= Element data from apps and pages =
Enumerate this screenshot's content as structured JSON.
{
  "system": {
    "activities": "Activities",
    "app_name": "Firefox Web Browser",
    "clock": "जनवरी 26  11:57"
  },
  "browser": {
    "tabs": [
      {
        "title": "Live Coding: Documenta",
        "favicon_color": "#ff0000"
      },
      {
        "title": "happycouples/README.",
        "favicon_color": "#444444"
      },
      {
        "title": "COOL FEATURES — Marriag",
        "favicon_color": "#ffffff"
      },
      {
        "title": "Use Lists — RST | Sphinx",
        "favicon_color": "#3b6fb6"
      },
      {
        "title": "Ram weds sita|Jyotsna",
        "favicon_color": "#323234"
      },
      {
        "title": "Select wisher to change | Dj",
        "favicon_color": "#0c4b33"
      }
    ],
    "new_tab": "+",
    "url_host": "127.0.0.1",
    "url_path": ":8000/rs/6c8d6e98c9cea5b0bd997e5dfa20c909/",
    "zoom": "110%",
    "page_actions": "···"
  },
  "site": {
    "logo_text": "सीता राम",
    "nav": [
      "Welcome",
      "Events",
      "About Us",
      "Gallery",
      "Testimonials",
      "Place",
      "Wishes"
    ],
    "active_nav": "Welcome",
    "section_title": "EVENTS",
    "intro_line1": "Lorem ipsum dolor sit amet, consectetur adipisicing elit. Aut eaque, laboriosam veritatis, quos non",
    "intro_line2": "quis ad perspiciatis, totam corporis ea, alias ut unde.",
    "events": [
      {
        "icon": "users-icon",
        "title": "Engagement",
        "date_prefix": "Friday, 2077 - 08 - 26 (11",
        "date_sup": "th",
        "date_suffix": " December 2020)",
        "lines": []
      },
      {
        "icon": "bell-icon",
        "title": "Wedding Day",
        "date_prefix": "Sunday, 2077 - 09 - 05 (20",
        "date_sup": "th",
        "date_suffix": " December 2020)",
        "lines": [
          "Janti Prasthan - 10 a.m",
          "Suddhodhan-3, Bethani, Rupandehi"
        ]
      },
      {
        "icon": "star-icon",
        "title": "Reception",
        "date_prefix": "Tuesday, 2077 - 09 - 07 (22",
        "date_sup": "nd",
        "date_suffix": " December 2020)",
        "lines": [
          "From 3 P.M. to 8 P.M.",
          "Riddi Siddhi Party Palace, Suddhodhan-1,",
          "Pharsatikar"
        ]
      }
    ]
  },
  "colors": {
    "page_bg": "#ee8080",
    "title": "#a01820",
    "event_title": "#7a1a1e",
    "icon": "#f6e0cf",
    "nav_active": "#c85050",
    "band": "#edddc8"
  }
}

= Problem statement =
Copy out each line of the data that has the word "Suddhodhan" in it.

= Solved exercise =
          "Suddhodhan-3, Bethani, Rupandehi"
          "Riddi Siddhi Party Palace, Suddhodhan-1,",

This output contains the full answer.